## Task objective
What is needed is an exact copy of every entry below, minus the images.

## Source data
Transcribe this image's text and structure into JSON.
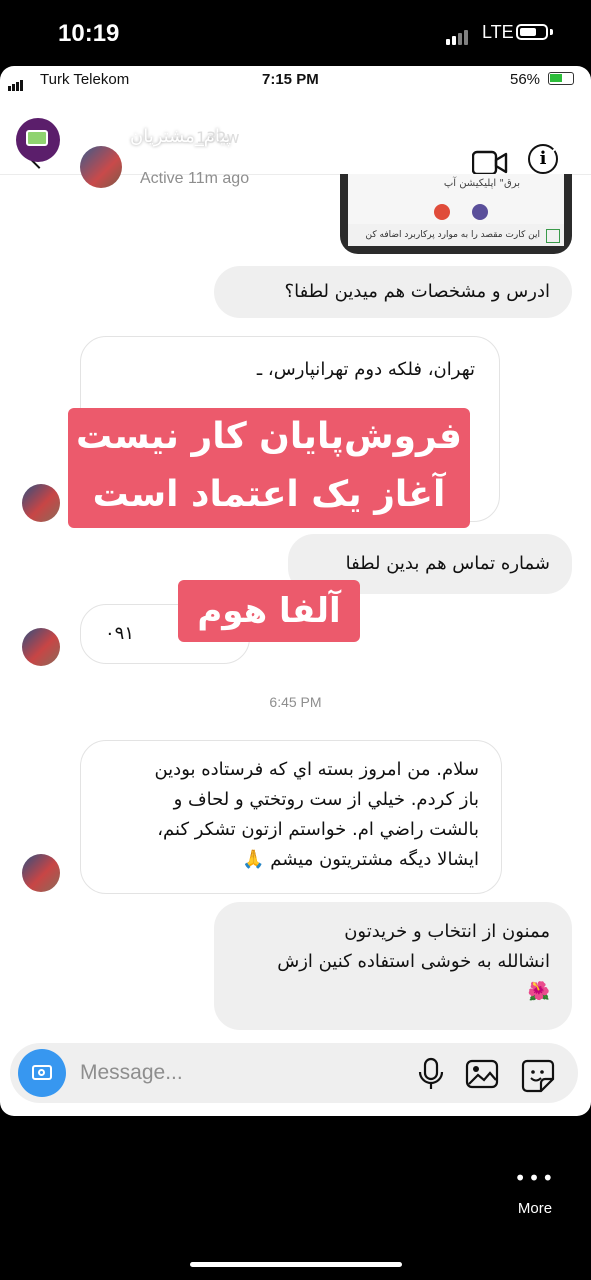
{
  "phone_status": {
    "time": "10:19",
    "network": "LTE"
  },
  "inner_status": {
    "carrier": "Turk Telekom",
    "time": "7:15 PM",
    "battery": "56%"
  },
  "story": {
    "name": "پیام_مشتریان",
    "age": "132w"
  },
  "header": {
    "active": "Active 11m ago",
    "info_label": "i"
  },
  "shared_card": {
    "top_text": "برق\" اپلیکیشن آپ",
    "bottom_text": "این کارت مقصد را به موارد پرکاربرد اضافه کن"
  },
  "messages": [
    {
      "type": "sent",
      "text": "ادرس و مشخصات هم میدین لطفا؟"
    },
    {
      "type": "received",
      "text": "تهران، فلکه دوم تهرانپارس، ـ"
    },
    {
      "type": "sent",
      "text": "شماره تماس هم بدین لطفا"
    },
    {
      "type": "received",
      "text": "۰۹۱"
    },
    {
      "type": "received",
      "lines": [
        "سلام. من امروز بسته اي كه فرستاده بودين",
        "باز كردم. خيلي از ست روتختي و لحاف و",
        "بالشت راضي ام. خواستم ازتون تشكر كنم،",
        "ايشالا ديگه مشتريتون ميشم 🙏"
      ]
    },
    {
      "type": "sent",
      "lines": [
        "ممنون از انتخاب و خریدتون",
        "انشالله به خوشی استفاده کنین ازش",
        "🌺"
      ]
    }
  ],
  "timestamp": "6:45 PM",
  "overlay": {
    "line1": "فروش‌پایان کار نیست",
    "line2": "آغاز یک اعتماد است",
    "brand": "آلفا هوم"
  },
  "composer": {
    "placeholder": "Message..."
  },
  "more_label": "More",
  "colors": {
    "overlay": "#ec5a6c",
    "camera": "#3797f0",
    "sent_bubble": "#efefef"
  }
}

## Response area
Transcribe this image's text and structure into JSON.
{
  "phone_status": {
    "time": "10:19",
    "network": "LTE"
  },
  "inner_status": {
    "carrier": "Turk Telekom",
    "time": "7:15 PM",
    "battery": "56%"
  },
  "story": {
    "name": "پیام_مشتریان",
    "age": "132w"
  },
  "header": {
    "active": "Active 11m ago",
    "info_label": "i"
  },
  "shared_card": {
    "top_text": "برق\" اپلیکیشن آپ",
    "bottom_text": "این کارت مقصد را به موارد پرکاربرد اضافه کن"
  },
  "messages": [
    {
      "type": "sent",
      "text": "ادرس و مشخصات هم میدین لطفا؟"
    },
    {
      "type": "received",
      "text": "تهران، فلکه دوم تهرانپارس، ـ"
    },
    {
      "type": "sent",
      "text": "شماره تماس هم بدین لطفا"
    },
    {
      "type": "received",
      "text": "۰۹۱"
    },
    {
      "type": "received",
      "lines": [
        "سلام. من امروز بسته اي كه فرستاده بودين",
        "باز كردم. خيلي از ست روتختي و لحاف و",
        "بالشت راضي ام. خواستم ازتون تشكر كنم،",
        "ايشالا ديگه مشتريتون ميشم 🙏"
      ]
    },
    {
      "type": "sent",
      "lines": [
        "ممنون از انتخاب و خریدتون",
        "انشالله به خوشی استفاده کنین ازش",
        "🌺"
      ]
    }
  ],
  "timestamp": "6:45 PM",
  "overlay": {
    "line1": "فروش‌پایان کار نیست",
    "line2": "آغاز یک اعتماد است",
    "brand": "آلفا هوم"
  },
  "composer": {
    "placeholder": "Message..."
  },
  "more_label": "More",
  "colors": {
    "overlay": "#ec5a6c",
    "camera": "#3797f0",
    "sent_bubble": "#efefef"
  }
}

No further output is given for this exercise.